Every photographer will have their own favorite filters. They make it easy to capture great shots, without having to adjust the manual settings. Some of the best filters for winter photography are polarizers, graduated natural-density filters, and warming filters. However, we’d recommend exploring your camera’s filters and finding out which ones work best for you in winter conditions. This could save you a lot of time trying to get the right results on Photoshop afterward.
4. Switch To Manual Focus
When snow is falling or the conditions are foggy, it can completely mess with your camera’s autofocus. The lens of your camera will flutter as it tries to decide what it should be focusing on. The result? You could miss an otherwise perfect shot. But, as any professional photographer will tell you, you shouldn’t rely on autofocus. Instead, switch over to the manual focus to find the sweet spot.
5. Buy A Solid Tripod
Winter photography is full of opportunities to shoot awe-inspiring landscapes, thunderous night skies, and extreme weather. If you want to do this successfully, you will need a really high-quality tripod. When you’re shooting night skies especially, you’ll need a really long exposure, and your camera needs to be completely steady to do this. It’s impossible to hold it still enough with your hands, especially when they’re about ready to freeze. You can also buy camera monopods, which offer a more portable and easier-to-use alternative to a full-sized tripod.
6. Use An Exposure Warning
Snow can trick your mirrorless camera meter’s exposure reading. So, if you completely rely on this function to set the exposure, you can end up with some pretty awful pictures. We’d recommend using the ‘exposure warning’ in your camera’s settings. This will highlight any overexposed areas in your camera’s LCD screen. It’s okay to have a couple of small bright areas, but if the whole area is overexposed, you need to increase the shutter speeds or close the aperture. This is obviously an advanced technique, but you will find that it comes in useful when you’re shooting landscape pictures in the snow.
7. Take Spare Batteries
Cold weather can reduce the power in your batteries and cause your camera to die quicker than it normally would. This is one of those frustrating problems that you would only realize when you’re out in the wilderness on a long shoot. So, instead of it ruining your day, buy a spare set of batteries so you can prolong your camera’s life. You can also keep your batteries warm by transporting them in a protective case, or even in your pocket. Either way, don’t get caught out without power.
8. Don’t Get Too Close To Wildlife
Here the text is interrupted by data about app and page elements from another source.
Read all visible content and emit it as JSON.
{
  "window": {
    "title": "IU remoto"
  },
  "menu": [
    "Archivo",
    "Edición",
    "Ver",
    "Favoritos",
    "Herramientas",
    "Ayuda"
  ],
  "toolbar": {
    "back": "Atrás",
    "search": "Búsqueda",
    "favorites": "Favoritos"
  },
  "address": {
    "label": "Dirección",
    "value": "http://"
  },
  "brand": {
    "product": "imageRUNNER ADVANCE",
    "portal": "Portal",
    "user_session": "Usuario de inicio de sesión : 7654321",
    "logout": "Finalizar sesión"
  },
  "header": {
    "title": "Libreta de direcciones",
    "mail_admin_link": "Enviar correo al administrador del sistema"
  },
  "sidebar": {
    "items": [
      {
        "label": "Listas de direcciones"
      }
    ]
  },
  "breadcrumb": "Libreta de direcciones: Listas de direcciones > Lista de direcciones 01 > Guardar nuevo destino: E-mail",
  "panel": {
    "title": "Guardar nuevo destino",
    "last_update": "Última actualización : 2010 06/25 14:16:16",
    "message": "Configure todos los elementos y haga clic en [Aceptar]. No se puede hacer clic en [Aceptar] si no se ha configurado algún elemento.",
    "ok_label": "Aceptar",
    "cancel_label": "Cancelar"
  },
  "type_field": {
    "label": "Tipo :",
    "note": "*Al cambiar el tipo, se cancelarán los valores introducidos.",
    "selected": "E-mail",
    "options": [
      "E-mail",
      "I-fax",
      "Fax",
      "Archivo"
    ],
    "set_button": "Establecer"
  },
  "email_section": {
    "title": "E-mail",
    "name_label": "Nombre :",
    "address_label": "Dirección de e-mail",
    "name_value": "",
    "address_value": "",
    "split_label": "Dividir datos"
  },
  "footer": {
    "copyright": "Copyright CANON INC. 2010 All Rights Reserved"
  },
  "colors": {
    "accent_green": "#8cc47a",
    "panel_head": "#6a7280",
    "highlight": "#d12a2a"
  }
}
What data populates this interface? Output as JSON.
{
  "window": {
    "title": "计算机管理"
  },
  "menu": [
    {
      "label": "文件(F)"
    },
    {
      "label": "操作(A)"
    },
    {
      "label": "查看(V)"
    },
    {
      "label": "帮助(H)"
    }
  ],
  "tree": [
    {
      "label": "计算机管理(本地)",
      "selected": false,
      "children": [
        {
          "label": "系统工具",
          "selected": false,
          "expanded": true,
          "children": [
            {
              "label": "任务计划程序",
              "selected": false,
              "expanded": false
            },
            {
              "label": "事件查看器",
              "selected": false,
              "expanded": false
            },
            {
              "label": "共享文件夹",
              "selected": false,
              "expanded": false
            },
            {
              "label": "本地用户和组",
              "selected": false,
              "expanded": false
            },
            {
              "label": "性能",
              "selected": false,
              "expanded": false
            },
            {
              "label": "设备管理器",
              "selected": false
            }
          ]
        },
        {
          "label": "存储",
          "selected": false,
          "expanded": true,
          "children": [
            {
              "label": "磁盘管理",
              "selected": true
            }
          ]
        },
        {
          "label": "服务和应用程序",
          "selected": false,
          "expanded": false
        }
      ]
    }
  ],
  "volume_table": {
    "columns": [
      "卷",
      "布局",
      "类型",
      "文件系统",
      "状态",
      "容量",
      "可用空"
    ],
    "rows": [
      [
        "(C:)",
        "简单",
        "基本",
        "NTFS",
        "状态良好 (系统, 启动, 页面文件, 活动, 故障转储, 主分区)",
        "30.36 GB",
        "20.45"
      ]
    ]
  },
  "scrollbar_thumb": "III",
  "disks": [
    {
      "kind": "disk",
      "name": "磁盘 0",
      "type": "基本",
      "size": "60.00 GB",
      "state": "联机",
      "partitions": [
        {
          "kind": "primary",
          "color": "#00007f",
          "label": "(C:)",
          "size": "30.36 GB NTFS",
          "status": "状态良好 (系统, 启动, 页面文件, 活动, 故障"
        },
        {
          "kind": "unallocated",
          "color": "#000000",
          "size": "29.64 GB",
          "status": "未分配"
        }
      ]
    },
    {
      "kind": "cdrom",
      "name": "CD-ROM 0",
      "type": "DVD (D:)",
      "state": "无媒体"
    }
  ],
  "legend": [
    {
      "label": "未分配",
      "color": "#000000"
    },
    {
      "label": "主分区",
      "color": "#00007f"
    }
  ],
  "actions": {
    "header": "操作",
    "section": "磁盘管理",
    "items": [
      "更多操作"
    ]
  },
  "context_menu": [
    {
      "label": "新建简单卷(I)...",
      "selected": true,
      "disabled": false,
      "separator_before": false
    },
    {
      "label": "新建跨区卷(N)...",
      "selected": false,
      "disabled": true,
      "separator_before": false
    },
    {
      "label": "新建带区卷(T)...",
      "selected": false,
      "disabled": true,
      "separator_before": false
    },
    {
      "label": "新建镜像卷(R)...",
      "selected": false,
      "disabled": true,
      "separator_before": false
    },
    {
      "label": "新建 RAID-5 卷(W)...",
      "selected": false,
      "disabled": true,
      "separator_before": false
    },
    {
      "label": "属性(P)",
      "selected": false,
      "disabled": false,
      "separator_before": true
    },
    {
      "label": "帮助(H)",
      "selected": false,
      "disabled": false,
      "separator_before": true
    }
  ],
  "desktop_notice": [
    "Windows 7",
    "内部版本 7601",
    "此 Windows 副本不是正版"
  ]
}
If you’ve ever watched a nature documentary, you’ll know that winter can be a pretty difficult time for wildlife. They are often in a fight against the elements, trying to find enough food to survive. So, the last thing they need is a photographer getting too close and putting them on edge. You can still take great photos of animals during the winter, but definitely give them some space. Also, to get really great wildlife shots in the winter, focus on the subject’s eyes. This will give a powerful contrast to the whites and greys surrounding them.
9. Shoot At Sunrise And Sunset
Whatever time of year it is, sunrise and sunset are amazing times to take photos. But this is especially true in winter because of the dramatic, storm-like weather patterns. It’s also better because the sun rises later and sets earlier, so you don’t have to get out of bed at 4 am to capture it. You could roll out of bed as late as 7 am and get an award-winning shot.
10. Let Your Camera Dry Itself
Our last piece of advice is about caring for your equipment again. If you’ve followed our advice carefully, your camera should be suitably protected from the conditions. However, there is still a chance that it will get some moisture on it, because of the changes in temperature. The natural reaction is to grab a towel and start drying it off as quickly as possible. But that could actually damage your camera because you’re pushing moisture inside the lens. Instead, if your camera gets wet, wrap it in a towel (lens down) and let it dry itself.
- Winter Photography Tips For Shooting In Cold Weather – Finding The Universe
- Tips For Winter Photography – Outdoor Photographer
- 10 Handy Photo Tips For Shooting Outdoors This Winter – 500px